App and web page records

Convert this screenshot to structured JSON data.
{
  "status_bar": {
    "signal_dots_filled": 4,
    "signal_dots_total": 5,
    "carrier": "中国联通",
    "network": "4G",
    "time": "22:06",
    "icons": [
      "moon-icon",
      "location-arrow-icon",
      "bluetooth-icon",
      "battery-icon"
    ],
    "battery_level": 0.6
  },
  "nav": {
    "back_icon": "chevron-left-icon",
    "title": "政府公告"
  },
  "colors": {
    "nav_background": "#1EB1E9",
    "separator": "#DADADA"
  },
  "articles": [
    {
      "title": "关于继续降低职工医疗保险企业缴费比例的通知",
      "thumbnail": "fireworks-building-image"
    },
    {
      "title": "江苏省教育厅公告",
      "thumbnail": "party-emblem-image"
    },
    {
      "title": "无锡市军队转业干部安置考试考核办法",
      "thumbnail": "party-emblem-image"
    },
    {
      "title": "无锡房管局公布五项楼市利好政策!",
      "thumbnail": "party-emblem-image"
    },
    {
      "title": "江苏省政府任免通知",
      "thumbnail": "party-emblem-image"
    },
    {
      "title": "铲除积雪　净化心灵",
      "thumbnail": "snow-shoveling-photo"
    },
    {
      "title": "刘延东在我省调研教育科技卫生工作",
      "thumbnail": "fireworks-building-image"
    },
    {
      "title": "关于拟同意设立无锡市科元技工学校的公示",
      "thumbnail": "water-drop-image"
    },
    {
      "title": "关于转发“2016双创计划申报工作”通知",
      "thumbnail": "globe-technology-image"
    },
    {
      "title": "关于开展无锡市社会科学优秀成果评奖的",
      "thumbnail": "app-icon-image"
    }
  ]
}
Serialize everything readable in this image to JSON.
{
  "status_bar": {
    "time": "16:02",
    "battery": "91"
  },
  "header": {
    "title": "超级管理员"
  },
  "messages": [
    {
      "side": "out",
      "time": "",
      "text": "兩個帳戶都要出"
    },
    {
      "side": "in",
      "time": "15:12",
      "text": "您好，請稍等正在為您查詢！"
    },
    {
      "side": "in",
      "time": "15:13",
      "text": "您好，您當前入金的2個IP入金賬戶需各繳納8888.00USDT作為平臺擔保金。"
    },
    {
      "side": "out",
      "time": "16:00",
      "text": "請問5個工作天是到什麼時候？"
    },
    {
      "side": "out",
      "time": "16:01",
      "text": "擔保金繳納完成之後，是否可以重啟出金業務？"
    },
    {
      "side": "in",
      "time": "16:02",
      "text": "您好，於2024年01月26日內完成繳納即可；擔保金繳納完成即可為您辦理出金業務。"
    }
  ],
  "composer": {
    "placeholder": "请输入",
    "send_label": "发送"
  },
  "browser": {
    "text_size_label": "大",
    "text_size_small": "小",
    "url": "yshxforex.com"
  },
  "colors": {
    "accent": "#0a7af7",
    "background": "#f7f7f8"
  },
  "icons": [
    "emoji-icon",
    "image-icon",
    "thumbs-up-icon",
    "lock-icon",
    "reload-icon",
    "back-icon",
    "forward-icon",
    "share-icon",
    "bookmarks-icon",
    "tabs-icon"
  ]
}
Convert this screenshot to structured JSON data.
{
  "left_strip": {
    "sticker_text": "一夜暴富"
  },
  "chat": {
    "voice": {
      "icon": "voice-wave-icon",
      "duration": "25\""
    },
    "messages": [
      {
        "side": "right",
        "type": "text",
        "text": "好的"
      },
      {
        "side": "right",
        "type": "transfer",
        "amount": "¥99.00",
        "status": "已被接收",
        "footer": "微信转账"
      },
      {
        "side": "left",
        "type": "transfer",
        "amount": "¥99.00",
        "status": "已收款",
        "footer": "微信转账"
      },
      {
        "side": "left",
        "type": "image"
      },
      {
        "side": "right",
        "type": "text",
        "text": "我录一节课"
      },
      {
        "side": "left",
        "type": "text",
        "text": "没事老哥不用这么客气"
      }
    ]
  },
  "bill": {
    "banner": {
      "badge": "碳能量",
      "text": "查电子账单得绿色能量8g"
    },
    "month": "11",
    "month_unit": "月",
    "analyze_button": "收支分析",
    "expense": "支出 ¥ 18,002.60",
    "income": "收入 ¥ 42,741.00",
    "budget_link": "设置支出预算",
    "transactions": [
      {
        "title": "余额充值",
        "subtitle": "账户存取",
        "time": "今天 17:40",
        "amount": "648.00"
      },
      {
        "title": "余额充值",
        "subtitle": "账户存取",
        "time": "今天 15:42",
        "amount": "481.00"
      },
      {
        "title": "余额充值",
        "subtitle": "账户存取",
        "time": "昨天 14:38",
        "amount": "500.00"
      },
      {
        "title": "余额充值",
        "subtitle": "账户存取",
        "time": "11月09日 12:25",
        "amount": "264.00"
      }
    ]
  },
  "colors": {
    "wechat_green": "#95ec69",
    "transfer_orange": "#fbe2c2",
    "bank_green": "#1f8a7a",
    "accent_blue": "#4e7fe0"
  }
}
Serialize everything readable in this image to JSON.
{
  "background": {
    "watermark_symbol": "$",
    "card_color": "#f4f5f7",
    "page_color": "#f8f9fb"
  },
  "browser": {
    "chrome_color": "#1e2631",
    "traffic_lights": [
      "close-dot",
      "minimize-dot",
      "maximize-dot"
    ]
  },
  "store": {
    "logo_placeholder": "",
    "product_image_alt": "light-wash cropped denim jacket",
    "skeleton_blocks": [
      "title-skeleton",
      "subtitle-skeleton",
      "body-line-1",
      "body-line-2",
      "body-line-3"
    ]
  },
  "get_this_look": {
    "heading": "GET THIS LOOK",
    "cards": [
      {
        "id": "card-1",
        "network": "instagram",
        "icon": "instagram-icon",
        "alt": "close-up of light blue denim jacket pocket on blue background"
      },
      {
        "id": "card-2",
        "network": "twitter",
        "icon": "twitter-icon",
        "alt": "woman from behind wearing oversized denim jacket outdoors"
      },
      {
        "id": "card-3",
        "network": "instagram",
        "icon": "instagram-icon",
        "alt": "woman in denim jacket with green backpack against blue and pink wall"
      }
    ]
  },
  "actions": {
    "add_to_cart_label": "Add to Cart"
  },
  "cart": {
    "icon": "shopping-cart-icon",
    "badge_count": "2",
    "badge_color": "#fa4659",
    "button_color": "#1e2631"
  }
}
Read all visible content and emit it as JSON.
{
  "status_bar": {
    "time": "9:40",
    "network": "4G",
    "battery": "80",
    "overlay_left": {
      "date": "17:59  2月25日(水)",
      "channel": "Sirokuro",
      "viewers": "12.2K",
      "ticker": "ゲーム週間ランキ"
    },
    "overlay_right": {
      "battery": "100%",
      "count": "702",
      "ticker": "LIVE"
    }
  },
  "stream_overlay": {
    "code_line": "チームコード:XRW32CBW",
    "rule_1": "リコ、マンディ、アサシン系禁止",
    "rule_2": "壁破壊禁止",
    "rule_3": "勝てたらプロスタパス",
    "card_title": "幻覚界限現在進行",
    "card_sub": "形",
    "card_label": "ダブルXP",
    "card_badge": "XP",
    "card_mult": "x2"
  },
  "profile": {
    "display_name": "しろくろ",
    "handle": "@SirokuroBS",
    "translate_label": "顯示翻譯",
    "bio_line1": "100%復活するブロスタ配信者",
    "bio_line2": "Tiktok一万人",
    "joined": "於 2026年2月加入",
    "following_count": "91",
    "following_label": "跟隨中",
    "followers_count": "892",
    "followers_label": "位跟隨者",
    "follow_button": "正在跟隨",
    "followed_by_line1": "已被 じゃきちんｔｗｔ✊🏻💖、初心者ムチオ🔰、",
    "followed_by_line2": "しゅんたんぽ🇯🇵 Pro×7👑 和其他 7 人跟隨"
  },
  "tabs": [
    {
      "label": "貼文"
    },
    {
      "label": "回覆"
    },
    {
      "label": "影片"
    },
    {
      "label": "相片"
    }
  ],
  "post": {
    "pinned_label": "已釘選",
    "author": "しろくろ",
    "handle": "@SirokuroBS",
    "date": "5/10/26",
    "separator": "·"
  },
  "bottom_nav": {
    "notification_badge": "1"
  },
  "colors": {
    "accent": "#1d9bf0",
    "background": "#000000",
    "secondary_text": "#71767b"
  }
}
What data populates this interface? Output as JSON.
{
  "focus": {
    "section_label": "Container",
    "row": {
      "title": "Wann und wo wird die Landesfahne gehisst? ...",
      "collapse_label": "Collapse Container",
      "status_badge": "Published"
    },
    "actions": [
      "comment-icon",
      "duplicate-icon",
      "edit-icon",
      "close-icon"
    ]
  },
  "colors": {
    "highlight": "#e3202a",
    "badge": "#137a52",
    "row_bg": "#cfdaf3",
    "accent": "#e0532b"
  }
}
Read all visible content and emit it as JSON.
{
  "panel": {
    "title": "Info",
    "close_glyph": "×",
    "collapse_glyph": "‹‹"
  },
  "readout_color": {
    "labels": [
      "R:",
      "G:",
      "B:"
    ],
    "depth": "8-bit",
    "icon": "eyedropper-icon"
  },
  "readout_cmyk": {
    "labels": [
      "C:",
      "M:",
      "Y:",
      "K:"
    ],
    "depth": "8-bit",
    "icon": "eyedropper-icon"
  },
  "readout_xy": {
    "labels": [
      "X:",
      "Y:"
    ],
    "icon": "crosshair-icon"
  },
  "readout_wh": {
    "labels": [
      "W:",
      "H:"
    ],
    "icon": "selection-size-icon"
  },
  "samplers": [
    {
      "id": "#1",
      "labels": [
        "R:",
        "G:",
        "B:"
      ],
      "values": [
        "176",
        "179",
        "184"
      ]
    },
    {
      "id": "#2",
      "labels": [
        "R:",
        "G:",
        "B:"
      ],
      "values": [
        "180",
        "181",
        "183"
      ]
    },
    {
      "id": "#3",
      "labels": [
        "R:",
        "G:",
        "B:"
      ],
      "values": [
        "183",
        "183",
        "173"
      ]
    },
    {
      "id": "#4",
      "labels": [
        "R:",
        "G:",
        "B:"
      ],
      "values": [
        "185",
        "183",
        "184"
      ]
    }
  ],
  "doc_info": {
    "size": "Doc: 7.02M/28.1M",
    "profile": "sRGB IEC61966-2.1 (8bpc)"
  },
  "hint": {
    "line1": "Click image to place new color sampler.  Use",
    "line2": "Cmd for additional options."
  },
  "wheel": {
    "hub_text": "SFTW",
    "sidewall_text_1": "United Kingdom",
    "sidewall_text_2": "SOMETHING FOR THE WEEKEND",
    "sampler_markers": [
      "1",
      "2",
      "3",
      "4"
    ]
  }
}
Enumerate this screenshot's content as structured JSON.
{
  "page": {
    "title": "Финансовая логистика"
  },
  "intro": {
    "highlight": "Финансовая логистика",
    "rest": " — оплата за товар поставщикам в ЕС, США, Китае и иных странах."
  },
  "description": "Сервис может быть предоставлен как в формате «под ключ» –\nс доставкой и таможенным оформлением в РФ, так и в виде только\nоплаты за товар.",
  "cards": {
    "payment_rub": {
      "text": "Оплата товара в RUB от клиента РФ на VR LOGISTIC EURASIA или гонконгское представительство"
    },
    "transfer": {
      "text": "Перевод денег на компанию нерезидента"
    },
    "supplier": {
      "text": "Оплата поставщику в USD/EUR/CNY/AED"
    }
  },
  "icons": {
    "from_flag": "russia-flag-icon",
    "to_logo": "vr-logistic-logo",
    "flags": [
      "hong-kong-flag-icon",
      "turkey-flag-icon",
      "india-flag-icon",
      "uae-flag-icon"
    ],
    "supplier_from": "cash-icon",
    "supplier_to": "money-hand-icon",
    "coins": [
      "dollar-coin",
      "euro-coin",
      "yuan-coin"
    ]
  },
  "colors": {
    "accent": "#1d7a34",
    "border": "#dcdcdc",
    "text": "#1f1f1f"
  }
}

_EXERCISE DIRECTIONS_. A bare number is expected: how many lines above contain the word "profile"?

_COMPLETED EXERCISE_. 2